[WHAT IS BEING ASKED]
Scan the data below for the string "Wireframe". Copy every line where it appears.
───── DATA FOR THIS TASK
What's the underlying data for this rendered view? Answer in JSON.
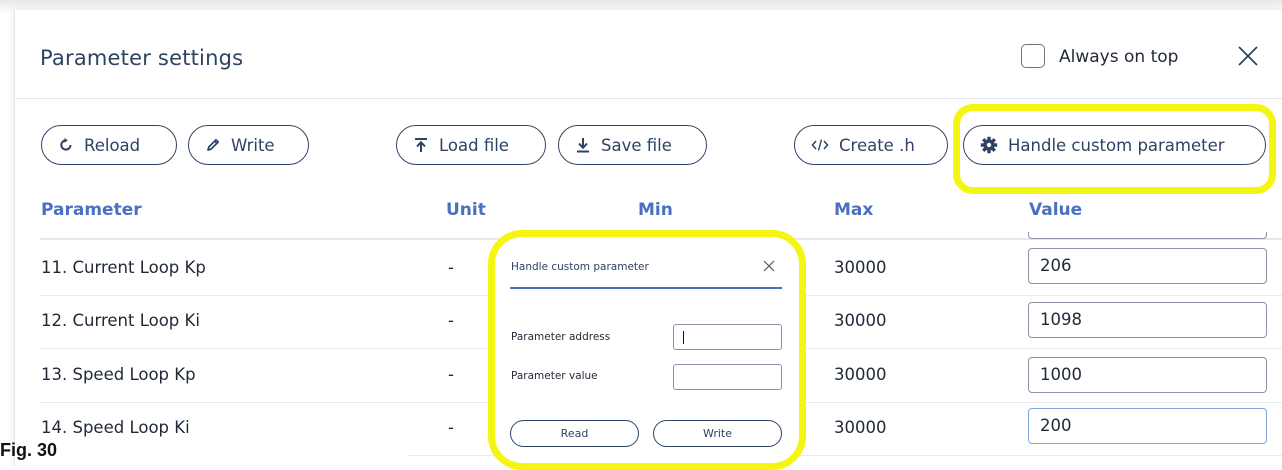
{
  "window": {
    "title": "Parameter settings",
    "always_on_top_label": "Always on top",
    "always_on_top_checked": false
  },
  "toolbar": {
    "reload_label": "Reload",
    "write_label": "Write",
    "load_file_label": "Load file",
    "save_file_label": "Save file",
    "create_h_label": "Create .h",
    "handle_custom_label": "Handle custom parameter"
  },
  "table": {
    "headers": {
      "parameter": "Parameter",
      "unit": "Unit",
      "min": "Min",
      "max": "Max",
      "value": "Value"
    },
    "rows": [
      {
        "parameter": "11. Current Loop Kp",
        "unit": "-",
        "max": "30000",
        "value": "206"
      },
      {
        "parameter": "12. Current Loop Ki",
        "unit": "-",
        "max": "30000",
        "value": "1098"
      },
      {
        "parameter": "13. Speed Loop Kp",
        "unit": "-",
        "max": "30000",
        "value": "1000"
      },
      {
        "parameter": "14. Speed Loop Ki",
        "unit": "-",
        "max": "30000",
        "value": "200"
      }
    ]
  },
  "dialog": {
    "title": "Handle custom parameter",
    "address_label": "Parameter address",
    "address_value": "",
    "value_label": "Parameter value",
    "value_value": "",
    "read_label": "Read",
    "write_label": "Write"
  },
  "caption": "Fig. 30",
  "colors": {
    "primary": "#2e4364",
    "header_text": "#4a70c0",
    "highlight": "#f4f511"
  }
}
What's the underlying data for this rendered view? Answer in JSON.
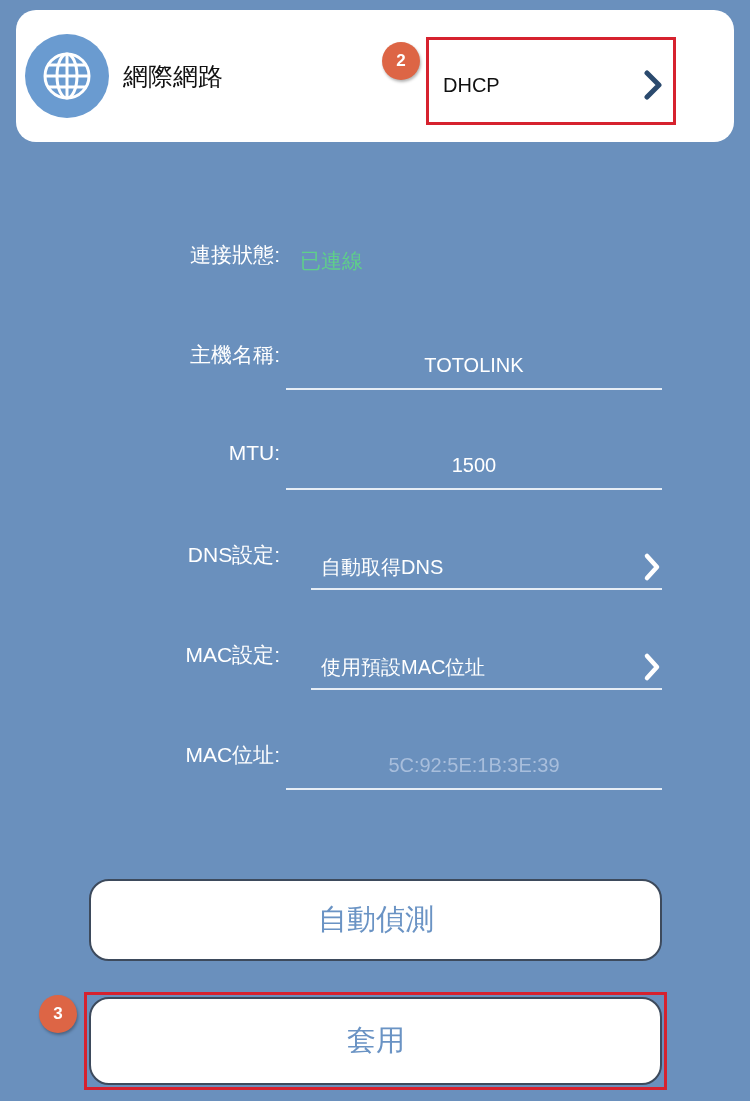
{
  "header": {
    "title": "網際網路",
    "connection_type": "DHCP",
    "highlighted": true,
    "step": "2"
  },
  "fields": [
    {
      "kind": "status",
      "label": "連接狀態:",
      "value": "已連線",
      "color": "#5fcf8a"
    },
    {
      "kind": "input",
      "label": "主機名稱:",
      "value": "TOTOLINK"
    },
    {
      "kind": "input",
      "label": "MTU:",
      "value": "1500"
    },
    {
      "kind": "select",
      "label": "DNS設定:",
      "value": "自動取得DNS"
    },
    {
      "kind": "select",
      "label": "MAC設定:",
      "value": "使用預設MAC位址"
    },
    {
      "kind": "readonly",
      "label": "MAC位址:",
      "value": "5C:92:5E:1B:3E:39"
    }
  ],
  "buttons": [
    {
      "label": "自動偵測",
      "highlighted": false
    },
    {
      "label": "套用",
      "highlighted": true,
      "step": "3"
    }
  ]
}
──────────
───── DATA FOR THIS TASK
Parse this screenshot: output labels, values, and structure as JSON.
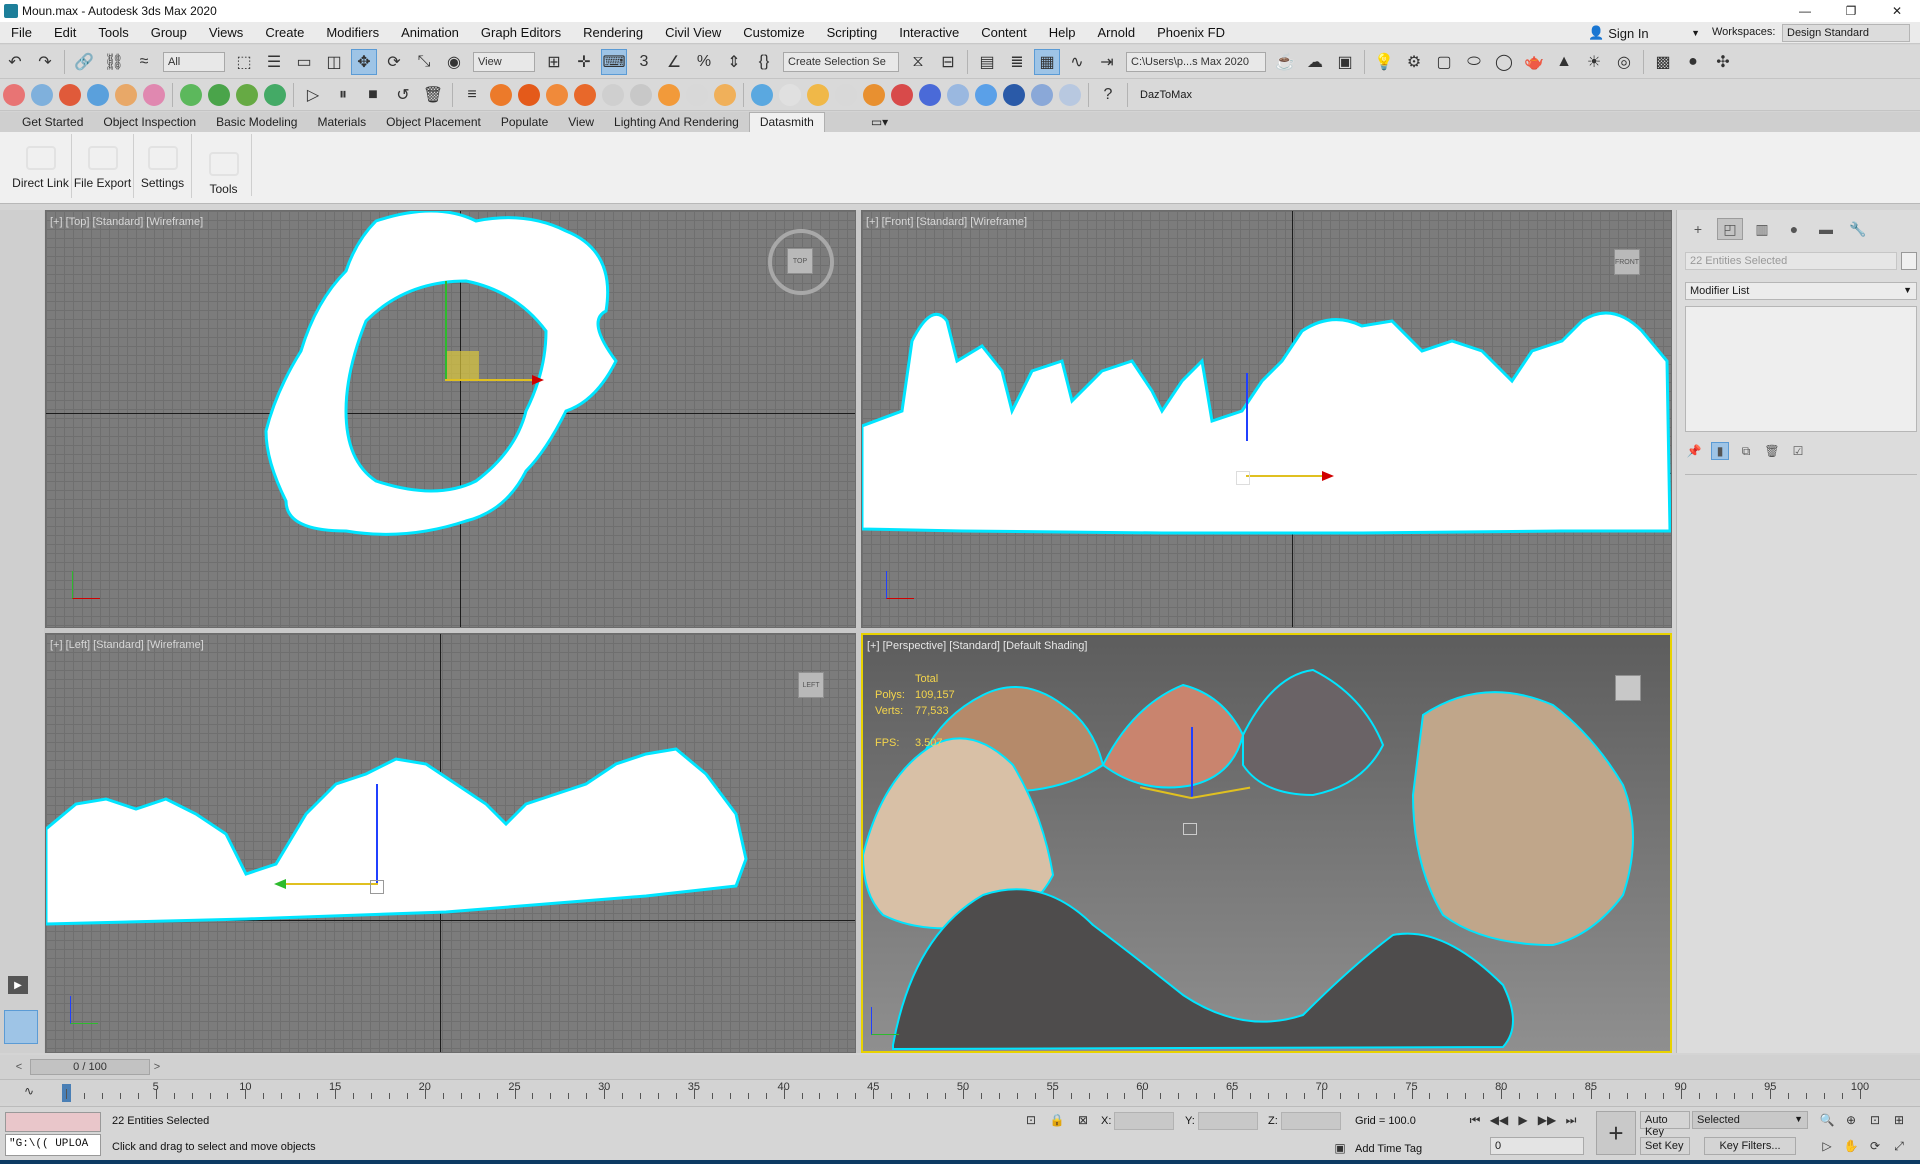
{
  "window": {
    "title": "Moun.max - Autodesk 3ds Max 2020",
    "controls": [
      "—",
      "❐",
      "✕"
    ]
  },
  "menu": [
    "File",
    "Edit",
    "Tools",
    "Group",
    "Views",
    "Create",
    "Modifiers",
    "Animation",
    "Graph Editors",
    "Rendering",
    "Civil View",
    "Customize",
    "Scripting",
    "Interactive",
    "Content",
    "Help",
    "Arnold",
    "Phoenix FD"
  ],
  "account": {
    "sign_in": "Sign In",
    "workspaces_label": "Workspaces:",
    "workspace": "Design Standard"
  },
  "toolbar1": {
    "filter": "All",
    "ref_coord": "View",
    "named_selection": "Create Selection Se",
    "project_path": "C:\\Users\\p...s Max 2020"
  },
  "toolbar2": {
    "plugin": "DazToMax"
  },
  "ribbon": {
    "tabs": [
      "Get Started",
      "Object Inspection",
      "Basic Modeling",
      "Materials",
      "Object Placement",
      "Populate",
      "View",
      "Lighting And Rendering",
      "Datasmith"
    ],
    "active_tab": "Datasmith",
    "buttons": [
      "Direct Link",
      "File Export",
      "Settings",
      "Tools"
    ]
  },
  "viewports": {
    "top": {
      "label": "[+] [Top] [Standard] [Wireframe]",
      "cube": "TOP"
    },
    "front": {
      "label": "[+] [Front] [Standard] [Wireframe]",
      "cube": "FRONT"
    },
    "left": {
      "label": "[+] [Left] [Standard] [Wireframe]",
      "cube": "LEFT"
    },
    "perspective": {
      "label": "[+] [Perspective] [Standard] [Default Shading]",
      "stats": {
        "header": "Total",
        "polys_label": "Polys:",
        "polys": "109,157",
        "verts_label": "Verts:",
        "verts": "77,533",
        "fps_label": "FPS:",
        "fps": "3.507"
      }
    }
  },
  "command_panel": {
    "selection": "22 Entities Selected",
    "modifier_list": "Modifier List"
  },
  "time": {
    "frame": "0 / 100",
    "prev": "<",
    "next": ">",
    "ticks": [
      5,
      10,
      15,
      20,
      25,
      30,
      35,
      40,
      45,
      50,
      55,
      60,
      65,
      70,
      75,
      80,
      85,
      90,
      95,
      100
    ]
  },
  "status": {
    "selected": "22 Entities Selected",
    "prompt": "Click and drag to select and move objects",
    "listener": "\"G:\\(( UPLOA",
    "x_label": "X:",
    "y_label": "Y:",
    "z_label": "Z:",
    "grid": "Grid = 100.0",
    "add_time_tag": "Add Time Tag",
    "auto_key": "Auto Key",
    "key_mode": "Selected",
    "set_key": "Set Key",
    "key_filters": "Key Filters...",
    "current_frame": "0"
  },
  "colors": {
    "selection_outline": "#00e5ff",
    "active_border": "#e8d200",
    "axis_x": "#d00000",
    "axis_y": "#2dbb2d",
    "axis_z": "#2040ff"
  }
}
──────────
[TASK ANSWER]
      "label": "[+] [Top] [Standard] [Wireframe]",
      "label": "[+] [Front] [Standard] [Wireframe]",
      "label": "[+] [Left] [Standard] [Wireframe]",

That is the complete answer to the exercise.